Words in the English language can get confusing, especially for those that look almost alike. While a difference of one or two letters doesn’t seem much when reading or writing the word, it does make a unnegligble difference in the word’s meaning. Just like how ‘planned’ is different from ‘planed!’
Planned or Planed – Which Spelling Is Correct?
‘Planned’ and ‘planed’ are both correctly spelled words with two entirely different meanings. ‘Planned’ describes something that has already been decided on and organized as to how one will do it. ‘Planed,’ on the other hand, describes removing small strips of wood from a wooden surface.
While ‘planned’ and ‘planed’ may look alike, they are different and are not interchangeable with one another.
‘Planned’ is an adjective, a past participle, or a past tense verb of the word ‘plan’ which means decision-making, mapping out how to go about something, or organizing and preparing something ahead of time before a particular activity or event.
On the other hand, ‘planed’ is the past particle and past tense of ‘plane,’ which as a verb means removing small strips of wood from wooden surfaces, like doors or planks. The usage of ‘plane’ as a verb comes from the name of the tool to remove wood strips, which is also ‘plane.’ In a different flight, ‘plane’ could also refer to a mode of transportation that flies on air or a flat surface.
Given the difference in the meaning of the two words, ‘planned’ and ‘planed’ are not synonymous or interchangeable at all, and they should be used properly, according to their respective meanings.
‘Planned’ is a correct and valid word. From its root word, plan, to ‘plan’ means making decisions, preparing, and organizing things and prerequisites ahead of time for a particular event or activity. It is an arrangement of how things will be done in that activity.
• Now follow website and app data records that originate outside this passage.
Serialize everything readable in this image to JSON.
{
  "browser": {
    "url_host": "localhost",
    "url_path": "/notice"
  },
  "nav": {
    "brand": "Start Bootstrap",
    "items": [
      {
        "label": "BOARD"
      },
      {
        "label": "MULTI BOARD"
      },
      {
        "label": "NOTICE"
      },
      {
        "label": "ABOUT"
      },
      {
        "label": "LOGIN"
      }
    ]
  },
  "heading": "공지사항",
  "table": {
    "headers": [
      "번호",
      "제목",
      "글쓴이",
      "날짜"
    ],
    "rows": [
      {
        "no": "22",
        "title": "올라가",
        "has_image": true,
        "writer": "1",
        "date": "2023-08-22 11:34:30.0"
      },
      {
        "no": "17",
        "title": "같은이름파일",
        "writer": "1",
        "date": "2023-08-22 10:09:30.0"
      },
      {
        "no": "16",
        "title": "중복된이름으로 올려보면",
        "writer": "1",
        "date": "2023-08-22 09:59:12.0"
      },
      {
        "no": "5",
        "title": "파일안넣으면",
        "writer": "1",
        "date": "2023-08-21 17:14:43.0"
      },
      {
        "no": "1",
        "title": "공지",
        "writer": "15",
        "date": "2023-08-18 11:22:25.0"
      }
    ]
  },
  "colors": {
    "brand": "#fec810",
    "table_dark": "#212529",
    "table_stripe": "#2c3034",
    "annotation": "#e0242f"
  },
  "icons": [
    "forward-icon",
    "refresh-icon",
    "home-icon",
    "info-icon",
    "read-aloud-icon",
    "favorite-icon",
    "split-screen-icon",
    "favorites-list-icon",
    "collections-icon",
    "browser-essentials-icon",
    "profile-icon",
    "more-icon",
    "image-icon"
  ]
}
‘Planned’ is used as a past participle, as a past tense verb, or as an adjective to describe that something is already planned out, or that all prerequisites are fixed and have been decided on.
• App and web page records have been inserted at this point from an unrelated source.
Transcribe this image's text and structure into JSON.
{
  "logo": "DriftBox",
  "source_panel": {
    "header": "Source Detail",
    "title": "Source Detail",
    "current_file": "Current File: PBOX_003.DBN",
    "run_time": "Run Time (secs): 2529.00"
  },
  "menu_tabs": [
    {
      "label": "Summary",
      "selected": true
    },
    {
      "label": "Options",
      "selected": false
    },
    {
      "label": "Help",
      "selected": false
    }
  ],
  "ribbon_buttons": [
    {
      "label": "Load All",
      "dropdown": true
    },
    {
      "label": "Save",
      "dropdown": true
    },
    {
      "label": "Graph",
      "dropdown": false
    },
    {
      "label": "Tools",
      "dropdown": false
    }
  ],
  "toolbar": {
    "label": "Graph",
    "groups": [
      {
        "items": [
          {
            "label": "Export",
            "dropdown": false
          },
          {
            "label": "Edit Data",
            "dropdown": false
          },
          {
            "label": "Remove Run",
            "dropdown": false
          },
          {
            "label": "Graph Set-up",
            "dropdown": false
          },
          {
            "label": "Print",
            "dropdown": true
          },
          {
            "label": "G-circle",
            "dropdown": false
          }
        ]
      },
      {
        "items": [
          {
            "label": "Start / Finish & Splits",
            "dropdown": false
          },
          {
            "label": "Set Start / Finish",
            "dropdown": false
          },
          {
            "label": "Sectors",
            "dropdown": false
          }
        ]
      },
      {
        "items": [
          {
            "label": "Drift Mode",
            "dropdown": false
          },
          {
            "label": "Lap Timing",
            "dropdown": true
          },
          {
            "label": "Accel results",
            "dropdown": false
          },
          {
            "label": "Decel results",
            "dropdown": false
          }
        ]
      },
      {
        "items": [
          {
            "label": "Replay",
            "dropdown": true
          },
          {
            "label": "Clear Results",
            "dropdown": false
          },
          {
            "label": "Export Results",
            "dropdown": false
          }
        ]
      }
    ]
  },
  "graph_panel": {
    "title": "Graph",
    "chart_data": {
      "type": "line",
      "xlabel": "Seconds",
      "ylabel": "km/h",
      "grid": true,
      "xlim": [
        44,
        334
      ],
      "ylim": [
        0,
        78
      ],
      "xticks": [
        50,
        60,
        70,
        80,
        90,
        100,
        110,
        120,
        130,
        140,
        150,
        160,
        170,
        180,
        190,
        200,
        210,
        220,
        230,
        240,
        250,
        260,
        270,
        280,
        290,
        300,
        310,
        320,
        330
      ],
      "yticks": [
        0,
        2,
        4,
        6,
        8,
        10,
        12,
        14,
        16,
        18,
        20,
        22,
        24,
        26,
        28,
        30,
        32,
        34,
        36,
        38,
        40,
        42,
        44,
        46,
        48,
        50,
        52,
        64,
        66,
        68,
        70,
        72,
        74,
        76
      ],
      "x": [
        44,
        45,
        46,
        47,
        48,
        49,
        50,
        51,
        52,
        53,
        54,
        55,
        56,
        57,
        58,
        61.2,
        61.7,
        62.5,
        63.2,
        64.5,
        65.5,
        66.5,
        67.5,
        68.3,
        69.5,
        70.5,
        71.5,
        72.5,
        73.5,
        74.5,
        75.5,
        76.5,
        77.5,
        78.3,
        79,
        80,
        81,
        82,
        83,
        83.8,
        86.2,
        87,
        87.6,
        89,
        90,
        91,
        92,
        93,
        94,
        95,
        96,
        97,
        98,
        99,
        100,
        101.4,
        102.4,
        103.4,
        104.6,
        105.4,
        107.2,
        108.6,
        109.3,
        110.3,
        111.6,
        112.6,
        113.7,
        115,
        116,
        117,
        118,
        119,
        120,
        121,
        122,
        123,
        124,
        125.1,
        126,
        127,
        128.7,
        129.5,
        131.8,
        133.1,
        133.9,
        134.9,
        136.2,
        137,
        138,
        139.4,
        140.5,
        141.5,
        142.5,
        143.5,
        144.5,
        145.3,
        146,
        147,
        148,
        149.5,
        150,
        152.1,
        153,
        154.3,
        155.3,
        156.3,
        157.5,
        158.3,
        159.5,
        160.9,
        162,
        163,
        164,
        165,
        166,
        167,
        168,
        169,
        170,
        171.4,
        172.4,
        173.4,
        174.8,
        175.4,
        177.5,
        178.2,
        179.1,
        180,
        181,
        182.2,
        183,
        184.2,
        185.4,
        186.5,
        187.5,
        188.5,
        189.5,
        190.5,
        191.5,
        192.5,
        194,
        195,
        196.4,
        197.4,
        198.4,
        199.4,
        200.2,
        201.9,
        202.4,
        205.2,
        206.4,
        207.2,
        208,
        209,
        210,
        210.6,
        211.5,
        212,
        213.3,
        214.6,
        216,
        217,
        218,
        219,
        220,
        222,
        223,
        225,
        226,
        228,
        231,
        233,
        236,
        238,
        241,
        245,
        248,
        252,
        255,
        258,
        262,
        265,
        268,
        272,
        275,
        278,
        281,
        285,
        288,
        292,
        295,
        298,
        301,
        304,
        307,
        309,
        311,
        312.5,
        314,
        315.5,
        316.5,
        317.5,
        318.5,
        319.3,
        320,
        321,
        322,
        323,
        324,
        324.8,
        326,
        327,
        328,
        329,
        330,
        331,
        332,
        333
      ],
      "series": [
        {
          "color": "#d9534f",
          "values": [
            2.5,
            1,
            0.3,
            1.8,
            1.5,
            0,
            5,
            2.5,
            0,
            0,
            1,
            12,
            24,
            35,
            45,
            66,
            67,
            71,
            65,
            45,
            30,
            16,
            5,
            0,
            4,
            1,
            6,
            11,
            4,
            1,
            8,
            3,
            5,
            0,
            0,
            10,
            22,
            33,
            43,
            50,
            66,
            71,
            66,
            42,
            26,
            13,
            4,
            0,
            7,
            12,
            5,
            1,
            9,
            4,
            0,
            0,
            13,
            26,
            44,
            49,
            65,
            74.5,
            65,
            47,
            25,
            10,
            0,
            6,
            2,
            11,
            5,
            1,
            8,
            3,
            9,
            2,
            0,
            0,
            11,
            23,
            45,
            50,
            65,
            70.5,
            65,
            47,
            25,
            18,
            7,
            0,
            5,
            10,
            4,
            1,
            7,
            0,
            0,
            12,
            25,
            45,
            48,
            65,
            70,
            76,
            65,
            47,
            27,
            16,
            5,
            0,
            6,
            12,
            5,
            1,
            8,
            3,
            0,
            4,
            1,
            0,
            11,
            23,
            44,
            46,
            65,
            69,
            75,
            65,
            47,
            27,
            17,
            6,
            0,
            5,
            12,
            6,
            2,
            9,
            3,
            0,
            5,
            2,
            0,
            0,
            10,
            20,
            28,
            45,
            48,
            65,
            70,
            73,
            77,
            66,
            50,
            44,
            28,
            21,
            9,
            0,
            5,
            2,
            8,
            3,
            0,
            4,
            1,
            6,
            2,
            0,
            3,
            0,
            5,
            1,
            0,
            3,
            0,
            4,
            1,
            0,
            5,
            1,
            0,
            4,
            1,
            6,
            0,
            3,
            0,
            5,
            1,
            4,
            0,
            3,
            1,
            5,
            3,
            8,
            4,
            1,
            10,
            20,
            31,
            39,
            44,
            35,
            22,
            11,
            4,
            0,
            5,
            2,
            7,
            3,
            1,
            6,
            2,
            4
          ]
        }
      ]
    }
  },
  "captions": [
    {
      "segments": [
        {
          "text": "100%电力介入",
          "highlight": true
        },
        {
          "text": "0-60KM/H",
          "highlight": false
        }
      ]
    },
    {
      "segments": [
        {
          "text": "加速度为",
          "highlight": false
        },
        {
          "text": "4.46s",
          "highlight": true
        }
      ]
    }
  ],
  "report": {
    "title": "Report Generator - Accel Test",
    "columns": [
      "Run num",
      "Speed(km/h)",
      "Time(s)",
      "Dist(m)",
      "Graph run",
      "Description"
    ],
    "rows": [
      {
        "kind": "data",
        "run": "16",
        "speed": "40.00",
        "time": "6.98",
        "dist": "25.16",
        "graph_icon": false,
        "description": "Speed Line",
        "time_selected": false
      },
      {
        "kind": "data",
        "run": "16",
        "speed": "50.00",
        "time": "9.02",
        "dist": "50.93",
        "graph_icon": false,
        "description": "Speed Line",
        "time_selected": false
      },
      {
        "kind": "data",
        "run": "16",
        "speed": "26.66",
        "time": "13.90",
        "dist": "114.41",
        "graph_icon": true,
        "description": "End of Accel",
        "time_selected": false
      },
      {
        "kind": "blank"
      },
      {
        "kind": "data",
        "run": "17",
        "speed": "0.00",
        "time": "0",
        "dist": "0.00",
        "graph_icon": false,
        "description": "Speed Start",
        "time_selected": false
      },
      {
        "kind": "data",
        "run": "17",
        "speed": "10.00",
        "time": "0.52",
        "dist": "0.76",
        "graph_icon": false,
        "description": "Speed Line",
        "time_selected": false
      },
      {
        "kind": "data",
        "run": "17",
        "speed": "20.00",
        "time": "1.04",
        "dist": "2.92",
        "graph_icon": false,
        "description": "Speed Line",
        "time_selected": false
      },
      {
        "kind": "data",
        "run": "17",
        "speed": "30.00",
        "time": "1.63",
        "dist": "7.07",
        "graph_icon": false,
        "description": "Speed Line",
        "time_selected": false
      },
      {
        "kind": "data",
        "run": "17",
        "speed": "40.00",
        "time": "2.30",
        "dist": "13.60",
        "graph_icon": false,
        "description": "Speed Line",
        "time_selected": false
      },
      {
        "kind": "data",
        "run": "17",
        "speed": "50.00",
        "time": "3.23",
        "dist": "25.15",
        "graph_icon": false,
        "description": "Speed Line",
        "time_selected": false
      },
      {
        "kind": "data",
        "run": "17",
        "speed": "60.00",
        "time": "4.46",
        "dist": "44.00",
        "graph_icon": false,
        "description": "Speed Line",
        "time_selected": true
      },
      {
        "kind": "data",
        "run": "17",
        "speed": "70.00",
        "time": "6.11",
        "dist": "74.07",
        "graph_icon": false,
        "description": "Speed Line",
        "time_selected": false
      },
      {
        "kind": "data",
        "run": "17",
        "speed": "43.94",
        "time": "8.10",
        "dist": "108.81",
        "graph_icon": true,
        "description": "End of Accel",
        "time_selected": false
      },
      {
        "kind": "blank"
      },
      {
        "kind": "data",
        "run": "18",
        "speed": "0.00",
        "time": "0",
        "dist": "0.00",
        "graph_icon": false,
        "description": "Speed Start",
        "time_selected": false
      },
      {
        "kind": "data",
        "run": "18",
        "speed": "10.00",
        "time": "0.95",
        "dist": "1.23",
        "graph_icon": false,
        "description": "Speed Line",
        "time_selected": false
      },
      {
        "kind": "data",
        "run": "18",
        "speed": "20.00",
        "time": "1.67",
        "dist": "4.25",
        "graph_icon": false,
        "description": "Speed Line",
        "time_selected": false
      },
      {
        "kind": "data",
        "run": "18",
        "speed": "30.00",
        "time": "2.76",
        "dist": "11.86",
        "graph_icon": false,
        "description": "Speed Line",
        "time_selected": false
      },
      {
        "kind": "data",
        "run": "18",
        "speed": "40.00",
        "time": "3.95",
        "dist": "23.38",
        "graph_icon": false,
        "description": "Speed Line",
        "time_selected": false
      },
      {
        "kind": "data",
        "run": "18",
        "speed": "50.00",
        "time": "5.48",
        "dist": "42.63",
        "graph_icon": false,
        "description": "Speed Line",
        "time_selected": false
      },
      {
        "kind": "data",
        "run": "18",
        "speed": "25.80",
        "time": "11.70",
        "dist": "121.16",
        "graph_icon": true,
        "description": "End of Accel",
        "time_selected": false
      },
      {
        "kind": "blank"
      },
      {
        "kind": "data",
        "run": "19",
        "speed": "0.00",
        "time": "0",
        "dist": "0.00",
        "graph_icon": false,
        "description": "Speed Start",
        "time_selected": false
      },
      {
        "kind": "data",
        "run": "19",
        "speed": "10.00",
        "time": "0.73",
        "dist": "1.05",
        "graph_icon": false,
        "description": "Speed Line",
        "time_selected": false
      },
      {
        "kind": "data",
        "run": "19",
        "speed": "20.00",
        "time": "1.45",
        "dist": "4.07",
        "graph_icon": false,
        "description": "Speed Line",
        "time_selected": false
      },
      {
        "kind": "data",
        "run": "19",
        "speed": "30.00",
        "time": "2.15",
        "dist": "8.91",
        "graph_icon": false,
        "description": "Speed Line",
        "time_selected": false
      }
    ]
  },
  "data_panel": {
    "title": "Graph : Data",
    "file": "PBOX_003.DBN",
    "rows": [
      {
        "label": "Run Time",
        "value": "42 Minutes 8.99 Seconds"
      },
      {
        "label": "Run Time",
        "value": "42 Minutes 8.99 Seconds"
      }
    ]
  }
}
According to the Cambridge Dictionary, ‘planned’ means ‘a set of decisions about how to do something in the future.’
Below are examples of using ‘planned,’ and its other variations, in a sentence.
- Don’t worry, I have the party all planned out.
- She was the one who planned to prank the teacher.
- I appreciate your help in planning this event.
- Was I even a part of your plan for the future?
- The other group had already planned their presentation.
- Let’s not plan to do anything bad to others.
- I knew how hard you worked as you planned all this.
‘Planed’ is also a correct and valid word, though used less often than ‘planned.’ ‘Planed,’ as a verb, refers to the act of removing small, thin wooden strips from a wooden surface or furniture like a door, using a tool also called ‘plane.’
‘Planed’ is used as a past participle and a past tense form of the verb, ‘plane.’ ‘Plane,’ as a verb, comes from the name of the tool used to remove small wooden strips, which is, in itself, called ‘plane.’ If not a verb, ‘plane’ can also be a noun that means a means of transportation that flies on air, or a flat and even surface or level.
According to the Cambridge Dictionary, ‘planed,’ as a verb, and its other via is ‘to remove small strips of wood from a surface with a special tool.’
Below are examples of using ‘planed,’ and its other variations and meanings, in a sentence.
- I planed off some wood on the door because it was sticking out.
- Were you able to catch your flight and ride on the plane?
- The rice planes look so nice and serene.
- Can you plane off some wood from the sides of the table?
- Planed-off wooden surfaces looks best as it has more finishing touches than other wood.
- You might be discussing planes in Math.
- I planed off some of the wood on the planks to avoid accidents.
Which Is Used the Most?
According to the Google Ngram Viewer, ‘planned’ is used more often than ‘planed.’
It is probably because ‘planned’ is a term used more in everyday activities, while ‘planed’ is specific to woodwork. It’s also important to note that ‘plane’ is more common as a noun than a verb.
‘Planned’ and ‘planed’ are both correct and valid words, and they differ in meaning. While ‘planning’ means and involves decision-making, preparing, and organizing things ahead of time, ‘planed’ involves removing wooden strips from wooden furniture or surfaces. The two words are also not interchangeable with one another.
Martin holds a Master’s degree in Finance and International Business. He has six years of experience in professional communication with clients, executives, and colleagues. Furthermore, he has teaching experience from Aarhus University. Martin has been featured as an expert in communication and teaching on Forbes and Shopify. Read more about Martin here.